- Partner and form alliances/ecosystems: Most utilities and large companies aren’t particularly well placed to innovate, but can partner and invest in other companies to stay in the game until they’re willing and able to make bolder moves.
- Build new sustainable business models: Sustainability is the next wave of change in which companies have the opportunity to become first movers and gain a 5-15 year competitive advantage. Sustainability leaders already outperform the market by unlocking value to build sustainability as a competitive advantage. BCG‘s Sustainable Business Model Innovation approach gives companies a way to systematically integrate and solve for social and business value in one business model.
Many businesses have ambitious and transformative sustainability agendas but fail to bridge the gap between vision and action. How does BCG help businesses quantify the steps required to fully realise such transformative efforts?
Sustainability is a company’s ability to create positive environmental and societal impact, and is rapidly reshaping competitive advantage.
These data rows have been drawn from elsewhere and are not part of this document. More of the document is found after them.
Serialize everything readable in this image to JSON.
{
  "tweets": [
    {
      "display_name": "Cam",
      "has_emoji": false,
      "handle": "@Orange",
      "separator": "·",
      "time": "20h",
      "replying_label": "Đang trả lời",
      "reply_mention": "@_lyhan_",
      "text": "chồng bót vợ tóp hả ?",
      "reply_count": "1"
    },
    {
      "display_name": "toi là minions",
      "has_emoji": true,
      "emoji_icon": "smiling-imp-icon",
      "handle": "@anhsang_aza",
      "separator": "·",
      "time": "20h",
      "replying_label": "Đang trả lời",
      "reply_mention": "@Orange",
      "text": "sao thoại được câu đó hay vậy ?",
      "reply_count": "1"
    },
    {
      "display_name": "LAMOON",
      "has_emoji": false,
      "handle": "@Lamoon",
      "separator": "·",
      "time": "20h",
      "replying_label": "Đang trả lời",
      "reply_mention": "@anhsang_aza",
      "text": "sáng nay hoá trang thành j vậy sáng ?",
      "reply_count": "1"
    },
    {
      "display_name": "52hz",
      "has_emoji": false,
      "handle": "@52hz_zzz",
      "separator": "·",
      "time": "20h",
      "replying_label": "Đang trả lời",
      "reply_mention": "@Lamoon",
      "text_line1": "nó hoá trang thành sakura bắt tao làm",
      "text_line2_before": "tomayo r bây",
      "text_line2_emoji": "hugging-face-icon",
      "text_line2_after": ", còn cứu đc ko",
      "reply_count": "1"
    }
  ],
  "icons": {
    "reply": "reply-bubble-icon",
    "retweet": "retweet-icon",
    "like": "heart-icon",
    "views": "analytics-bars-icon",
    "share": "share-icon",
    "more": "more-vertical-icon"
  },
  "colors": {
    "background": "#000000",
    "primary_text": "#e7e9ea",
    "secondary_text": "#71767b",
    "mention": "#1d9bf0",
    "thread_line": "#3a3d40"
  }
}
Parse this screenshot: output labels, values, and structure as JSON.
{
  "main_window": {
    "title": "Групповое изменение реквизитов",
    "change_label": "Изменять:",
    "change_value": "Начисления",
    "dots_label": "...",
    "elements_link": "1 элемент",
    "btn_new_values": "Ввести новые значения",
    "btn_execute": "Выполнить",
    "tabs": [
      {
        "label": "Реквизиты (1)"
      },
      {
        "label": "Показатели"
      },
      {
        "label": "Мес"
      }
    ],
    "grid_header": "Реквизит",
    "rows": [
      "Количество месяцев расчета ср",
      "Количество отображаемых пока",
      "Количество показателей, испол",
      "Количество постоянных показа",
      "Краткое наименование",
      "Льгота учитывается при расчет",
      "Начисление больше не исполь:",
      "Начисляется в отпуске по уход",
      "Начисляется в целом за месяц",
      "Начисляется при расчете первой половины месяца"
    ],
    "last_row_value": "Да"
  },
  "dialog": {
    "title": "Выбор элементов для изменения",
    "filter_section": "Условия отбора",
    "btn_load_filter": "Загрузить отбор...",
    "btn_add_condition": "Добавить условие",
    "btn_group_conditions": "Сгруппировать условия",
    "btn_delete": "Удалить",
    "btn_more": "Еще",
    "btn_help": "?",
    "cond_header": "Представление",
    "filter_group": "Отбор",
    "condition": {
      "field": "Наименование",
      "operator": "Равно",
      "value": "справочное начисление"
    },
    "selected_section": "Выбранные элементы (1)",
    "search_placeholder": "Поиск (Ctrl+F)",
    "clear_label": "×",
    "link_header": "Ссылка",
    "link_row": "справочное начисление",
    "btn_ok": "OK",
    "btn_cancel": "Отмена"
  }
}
It is remaking whole industries, blurring and in some cases obliterating boundaries between industries, and generating new waves of growth.
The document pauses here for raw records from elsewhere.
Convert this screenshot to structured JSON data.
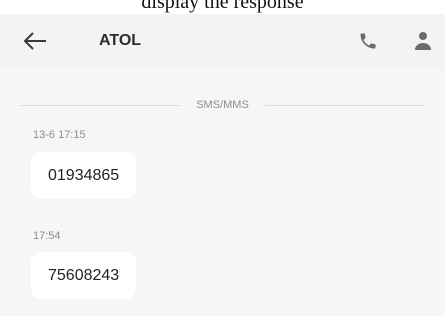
{
  "banner": {
    "text": "display the response"
  },
  "header": {
    "title": "ATOL",
    "icons": {
      "back": "arrow-left-icon",
      "call": "phone-icon",
      "contact": "person-icon"
    }
  },
  "conversation": {
    "channel_label": "SMS/MMS",
    "messages": [
      {
        "timestamp": "13-6 17:15",
        "text": "01934865"
      },
      {
        "timestamp": "17:54",
        "text": "75608243"
      }
    ]
  },
  "colors": {
    "header_bg": "#f3f3f3",
    "content_bg": "#f6f6f6",
    "bubble_bg": "#ffffff",
    "icon": "#6b6b6b",
    "secondary_text": "#8d8d8d"
  }
}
From our extensive experience working with companies and investors to drive sustainability transformations, we have identified six actions that put leaders in sustainability transformation ahead of the rest:
- Develop a sustainability strategy anchored in purpose: Companies need a strategy that starts with the principle that sustainability is a source of durable competitive advantage. The strategy must be clearly connected to the company’s purpose, focus on long-term value creation, and be driven from the top, starting with the CEO and board.
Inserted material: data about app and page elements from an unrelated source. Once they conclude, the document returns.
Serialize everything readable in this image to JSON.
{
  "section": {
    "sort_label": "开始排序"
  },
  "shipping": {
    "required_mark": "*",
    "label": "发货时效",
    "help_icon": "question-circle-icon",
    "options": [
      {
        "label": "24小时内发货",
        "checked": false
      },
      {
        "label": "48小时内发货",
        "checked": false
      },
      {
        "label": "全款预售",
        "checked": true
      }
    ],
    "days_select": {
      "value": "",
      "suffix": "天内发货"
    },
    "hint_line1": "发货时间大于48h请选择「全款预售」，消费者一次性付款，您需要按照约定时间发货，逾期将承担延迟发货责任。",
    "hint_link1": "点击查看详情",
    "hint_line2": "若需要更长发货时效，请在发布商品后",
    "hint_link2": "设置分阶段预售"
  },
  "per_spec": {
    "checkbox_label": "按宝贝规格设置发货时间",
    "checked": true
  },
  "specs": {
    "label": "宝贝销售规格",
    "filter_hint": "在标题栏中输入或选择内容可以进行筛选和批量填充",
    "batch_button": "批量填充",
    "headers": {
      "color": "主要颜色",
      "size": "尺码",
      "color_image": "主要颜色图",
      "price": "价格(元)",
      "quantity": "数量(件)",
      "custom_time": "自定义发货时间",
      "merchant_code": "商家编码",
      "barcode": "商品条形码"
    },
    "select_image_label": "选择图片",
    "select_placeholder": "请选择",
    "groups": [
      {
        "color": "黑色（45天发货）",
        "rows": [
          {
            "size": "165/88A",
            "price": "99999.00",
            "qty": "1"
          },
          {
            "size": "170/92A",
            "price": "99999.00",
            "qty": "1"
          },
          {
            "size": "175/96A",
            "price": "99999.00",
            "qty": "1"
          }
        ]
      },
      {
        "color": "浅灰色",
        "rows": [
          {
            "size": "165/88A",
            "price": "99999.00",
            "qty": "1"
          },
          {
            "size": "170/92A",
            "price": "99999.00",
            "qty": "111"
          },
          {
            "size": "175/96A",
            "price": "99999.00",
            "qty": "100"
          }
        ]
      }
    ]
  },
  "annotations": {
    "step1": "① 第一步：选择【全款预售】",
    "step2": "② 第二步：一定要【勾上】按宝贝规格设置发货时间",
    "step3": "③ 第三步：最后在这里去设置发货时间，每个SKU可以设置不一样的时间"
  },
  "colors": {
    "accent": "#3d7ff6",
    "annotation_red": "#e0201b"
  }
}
- Capture business value: Companies need a robust business case that accounts for all sources of value created by their sustainability actions. Once those business cases are articulated, key areas of the business – including marketing, sales, product development, and finance – will need the capabilities to capture the value created, and to track and measure it accurately
- Build new sustainable businesses: Companies should look for opportunities in new markets where they have unique advantages, and create new offerings and business models to leverage those advantages.
- Make the core sustainable. Companies that aim to become sustainability leaders need to assess and enhance the sustainability of their existing portfolio and operations. Actions include creating end-to-end supply chain transparency, and re-engineering production designs to make existing products sustainable.
- Build capabilities: Companies that want to drive a sustainability transformation need the right capabilities and foundation in place to succeed. This includes designing robust governance, updating internal decision-making processes to allocate human and financial capital, developing strong data capabilities and ESG reporting processes, and building new partnerships in the ecosystem.
- Own the narrative, and engage investors and stakeholders: Companies need a compelling narrative for their sustainability strategy that connects and amplifies their purpose. They also need to own their sustainability narrative in the public markets, and share it in a way that resonates with investors, rather than letting ratings agencies and investors tell their story for them.
A successful sustainability transformation requires a fundamental shift in mindset. Company leaders need to view the push toward sustainability as an opportunity to create new value, not as a compliance exercise or a cost of doing business. Companies that do this well will expand their competitive advantage and develop the capability to rethink and remake their business as stakeholder expectations of sustainability continue to rise in the years ahead